** RECORD SET follows **
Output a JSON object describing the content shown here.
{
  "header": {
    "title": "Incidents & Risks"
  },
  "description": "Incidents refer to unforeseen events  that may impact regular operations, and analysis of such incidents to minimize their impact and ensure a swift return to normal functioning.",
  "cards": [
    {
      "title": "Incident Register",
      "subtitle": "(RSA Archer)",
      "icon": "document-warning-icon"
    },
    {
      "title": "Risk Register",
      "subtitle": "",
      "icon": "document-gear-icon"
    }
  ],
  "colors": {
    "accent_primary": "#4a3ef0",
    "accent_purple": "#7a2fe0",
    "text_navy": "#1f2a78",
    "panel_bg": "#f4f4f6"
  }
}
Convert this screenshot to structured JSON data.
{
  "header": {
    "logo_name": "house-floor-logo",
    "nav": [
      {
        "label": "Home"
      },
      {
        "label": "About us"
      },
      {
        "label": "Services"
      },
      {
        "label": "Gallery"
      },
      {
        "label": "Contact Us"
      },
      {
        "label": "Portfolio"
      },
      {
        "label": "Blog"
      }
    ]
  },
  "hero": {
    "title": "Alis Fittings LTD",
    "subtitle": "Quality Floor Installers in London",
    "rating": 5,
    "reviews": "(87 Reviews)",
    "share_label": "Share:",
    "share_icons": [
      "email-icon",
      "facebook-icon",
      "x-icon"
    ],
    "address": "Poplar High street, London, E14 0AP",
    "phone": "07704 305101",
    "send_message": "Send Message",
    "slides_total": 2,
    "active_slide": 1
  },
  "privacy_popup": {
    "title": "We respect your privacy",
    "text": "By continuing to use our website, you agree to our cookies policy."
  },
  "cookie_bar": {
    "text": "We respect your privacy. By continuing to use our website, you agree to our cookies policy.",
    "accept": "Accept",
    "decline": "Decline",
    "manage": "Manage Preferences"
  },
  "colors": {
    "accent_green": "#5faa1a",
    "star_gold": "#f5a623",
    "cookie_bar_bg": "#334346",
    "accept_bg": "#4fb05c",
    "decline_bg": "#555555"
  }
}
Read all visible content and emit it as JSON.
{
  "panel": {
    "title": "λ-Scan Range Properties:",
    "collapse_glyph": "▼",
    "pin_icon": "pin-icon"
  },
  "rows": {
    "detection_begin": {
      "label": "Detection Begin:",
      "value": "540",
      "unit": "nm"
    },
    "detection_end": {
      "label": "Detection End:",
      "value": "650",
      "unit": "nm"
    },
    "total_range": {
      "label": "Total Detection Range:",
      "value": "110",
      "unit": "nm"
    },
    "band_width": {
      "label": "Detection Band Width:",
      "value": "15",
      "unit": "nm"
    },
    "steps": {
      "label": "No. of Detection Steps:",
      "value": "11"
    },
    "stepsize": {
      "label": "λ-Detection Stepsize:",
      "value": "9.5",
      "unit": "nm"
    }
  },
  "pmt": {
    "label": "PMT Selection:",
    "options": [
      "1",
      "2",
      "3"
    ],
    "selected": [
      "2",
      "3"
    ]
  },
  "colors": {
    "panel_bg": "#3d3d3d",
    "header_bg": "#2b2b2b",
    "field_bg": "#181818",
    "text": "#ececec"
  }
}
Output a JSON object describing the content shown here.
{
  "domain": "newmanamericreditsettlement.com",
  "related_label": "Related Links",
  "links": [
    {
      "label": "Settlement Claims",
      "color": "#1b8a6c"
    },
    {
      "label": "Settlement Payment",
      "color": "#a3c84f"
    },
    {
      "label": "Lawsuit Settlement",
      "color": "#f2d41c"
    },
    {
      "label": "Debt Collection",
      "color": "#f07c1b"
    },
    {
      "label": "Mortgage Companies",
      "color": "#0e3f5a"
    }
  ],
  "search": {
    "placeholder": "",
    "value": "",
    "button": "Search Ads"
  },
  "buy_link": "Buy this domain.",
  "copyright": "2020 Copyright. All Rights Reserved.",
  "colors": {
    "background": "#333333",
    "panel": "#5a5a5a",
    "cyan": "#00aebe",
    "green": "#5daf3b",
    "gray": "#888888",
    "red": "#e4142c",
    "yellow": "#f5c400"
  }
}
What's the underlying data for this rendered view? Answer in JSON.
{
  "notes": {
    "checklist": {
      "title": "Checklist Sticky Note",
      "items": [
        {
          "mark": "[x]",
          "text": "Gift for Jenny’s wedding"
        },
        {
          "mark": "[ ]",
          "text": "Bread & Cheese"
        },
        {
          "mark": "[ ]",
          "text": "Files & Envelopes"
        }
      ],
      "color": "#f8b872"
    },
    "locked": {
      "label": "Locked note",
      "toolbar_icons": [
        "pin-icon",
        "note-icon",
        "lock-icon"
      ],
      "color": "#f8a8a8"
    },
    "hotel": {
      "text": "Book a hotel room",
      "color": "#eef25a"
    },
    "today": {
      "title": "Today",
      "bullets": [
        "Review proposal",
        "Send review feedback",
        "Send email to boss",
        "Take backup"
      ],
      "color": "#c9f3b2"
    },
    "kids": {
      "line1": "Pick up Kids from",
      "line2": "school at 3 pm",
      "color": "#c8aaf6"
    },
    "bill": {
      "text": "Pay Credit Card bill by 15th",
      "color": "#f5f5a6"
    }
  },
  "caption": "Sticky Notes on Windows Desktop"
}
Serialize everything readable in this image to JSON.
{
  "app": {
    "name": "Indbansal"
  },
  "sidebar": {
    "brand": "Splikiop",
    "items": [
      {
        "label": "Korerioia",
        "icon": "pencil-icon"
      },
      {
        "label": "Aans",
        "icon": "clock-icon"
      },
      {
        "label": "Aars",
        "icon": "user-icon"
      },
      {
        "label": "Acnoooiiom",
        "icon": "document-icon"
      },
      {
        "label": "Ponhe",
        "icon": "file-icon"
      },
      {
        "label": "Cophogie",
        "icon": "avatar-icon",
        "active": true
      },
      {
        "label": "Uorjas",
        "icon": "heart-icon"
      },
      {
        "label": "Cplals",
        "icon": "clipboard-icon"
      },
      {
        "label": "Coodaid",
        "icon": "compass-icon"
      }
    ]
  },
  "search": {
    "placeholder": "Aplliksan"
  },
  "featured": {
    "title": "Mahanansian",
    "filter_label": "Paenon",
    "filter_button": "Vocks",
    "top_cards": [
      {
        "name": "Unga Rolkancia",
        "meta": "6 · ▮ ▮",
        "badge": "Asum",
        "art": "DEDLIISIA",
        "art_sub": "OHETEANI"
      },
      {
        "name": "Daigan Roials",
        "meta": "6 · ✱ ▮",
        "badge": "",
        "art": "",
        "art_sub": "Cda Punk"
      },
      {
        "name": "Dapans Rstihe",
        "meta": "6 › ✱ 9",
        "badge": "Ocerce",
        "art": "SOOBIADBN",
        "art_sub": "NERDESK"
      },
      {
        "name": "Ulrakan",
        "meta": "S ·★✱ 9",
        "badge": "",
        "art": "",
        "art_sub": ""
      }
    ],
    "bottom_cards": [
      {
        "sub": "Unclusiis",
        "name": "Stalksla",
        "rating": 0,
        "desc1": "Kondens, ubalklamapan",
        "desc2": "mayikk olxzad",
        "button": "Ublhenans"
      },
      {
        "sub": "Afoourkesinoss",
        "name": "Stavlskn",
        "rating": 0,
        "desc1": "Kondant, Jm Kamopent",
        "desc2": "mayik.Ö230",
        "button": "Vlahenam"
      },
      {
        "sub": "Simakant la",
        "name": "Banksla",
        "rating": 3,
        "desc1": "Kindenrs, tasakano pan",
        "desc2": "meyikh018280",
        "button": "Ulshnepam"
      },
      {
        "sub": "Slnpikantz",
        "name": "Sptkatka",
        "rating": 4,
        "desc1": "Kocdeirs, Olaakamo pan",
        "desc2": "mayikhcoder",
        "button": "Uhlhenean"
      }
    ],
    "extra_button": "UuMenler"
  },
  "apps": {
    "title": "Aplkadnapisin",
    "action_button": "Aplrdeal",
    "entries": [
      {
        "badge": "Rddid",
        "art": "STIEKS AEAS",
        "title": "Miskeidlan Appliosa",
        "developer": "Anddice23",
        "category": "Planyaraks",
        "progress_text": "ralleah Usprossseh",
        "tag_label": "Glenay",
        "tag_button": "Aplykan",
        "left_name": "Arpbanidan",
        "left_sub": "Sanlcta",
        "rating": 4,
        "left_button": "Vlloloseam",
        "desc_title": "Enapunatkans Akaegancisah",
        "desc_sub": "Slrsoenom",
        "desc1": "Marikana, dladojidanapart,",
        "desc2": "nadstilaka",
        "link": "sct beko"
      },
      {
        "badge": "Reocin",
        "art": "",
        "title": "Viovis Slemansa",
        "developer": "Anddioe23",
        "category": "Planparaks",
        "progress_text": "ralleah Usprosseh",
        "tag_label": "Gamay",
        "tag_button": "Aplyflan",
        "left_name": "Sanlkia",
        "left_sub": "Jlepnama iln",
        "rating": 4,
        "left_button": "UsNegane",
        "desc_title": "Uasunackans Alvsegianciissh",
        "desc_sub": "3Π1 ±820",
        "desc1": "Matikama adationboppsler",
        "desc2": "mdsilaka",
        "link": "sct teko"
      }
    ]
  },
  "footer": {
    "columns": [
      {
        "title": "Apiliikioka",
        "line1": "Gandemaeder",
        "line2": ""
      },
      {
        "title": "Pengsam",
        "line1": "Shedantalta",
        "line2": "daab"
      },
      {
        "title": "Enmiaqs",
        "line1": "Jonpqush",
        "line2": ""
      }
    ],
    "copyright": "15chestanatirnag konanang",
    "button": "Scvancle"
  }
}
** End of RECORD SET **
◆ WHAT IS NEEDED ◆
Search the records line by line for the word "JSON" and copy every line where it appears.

◆ SOLUTION TO THIS PROBLEM ◆
Output a JSON object describing the content shown here.
Convert this screenshot to structured JSON data.
Read all visible content and emit it as JSON.
Output a JSON object describing the content shown here.
What's the underlying data for this rendered view? Answer in JSON.
Serialize everything readable in this image to JSON.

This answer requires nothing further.